As we plan and prepare for our retirement years with happy anticipation, most of us are focused on the same basic steps; save as much as possible, invest our savings wisely and try to pay off debt. In addition to these basic steps, it’s our hope at Parsec that you have a detailed financial plan, meet with your advisor annually to see how you are progressing against the plan and make the necessary adjustments along the way. While all of these steps are vitally important to prepare for your post-work years, have you thought about the ability to sustain good health as it relates to financial security in retirement?
According to Fidelity Investments, a married couple who retired in 2020 will spend an average of $295,000 of their financial resources on health care throughout retirement. They estimate that about 15% of the average retiree’s annual expenses will be used for health care-related expenses, including Medicare premiums and out-of-pocket expenses. Also, if the need for long-term care arises, that will be an added expense. So what can you do today to lower future health care costs and put less strain on retirement resources? Make another wise investment … invest in your own good health!
Just like you have a financial plan to stay on track with spending and saving, make a plan to manage your health and hopefully reduce the impact of healthcare costs in your retirement.
Get an annual physical:
Understand your unique health risks and develop a plan with your health care provider to mitigate them.
Improve your health habits:
Stop smoking, exercise regularly, maintain a healthy weight and choose nutritious food.

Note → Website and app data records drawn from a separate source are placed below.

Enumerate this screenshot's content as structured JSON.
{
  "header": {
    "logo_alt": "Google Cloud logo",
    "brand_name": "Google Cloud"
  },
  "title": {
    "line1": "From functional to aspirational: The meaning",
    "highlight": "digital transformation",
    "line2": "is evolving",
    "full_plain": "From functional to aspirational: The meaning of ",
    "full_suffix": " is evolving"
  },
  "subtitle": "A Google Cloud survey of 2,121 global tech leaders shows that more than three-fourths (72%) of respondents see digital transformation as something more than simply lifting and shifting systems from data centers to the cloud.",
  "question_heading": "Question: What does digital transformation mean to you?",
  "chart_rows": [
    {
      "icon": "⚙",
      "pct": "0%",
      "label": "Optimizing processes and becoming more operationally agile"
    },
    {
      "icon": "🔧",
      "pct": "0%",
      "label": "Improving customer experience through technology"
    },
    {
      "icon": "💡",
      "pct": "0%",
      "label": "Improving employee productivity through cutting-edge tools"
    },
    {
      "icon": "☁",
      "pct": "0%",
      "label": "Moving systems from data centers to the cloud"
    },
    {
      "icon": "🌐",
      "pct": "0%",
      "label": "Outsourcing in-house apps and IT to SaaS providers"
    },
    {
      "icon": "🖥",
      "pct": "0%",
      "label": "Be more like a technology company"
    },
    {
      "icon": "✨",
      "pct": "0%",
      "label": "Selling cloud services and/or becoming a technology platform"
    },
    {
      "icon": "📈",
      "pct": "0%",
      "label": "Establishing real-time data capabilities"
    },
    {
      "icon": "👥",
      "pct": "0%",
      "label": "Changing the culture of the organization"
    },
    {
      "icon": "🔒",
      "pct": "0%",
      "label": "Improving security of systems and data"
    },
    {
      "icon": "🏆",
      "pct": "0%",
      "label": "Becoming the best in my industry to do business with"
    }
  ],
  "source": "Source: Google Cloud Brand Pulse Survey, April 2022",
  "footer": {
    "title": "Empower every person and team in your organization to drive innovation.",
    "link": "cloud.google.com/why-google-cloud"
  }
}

Asheville-based cardiologist Dr. Brian Asbill spoke about the importance of lifestyle medicine to attendees at Parsec’s Longevity Forum in 2019. Read a recap from his talk, watch the full replay and download his presentation.
Understand and manage the numbers:
Know your cholesterol and blood pressure numbers and work with your health care provider to get them to healthy levels.
Manage stress and develop social networks:
Time spent with friends, family and pets can reduce stress and improve health.
Maximize your HSA:
If you are still working and have a high-deductible health plan with a health savings account (HSA) component, be sure to maximize its triple tax benefit:
- Tax deductible or pre-tax contributions
- Tax-free earnings
- Tax-free distributions for medical expenses
My colleague Cristy Freeman delves into more detail about HSA accounts and their retirement benefits, read now.
While we can’t control every health outcome, we can try to positively influence the future and live a longer, healthier retirement.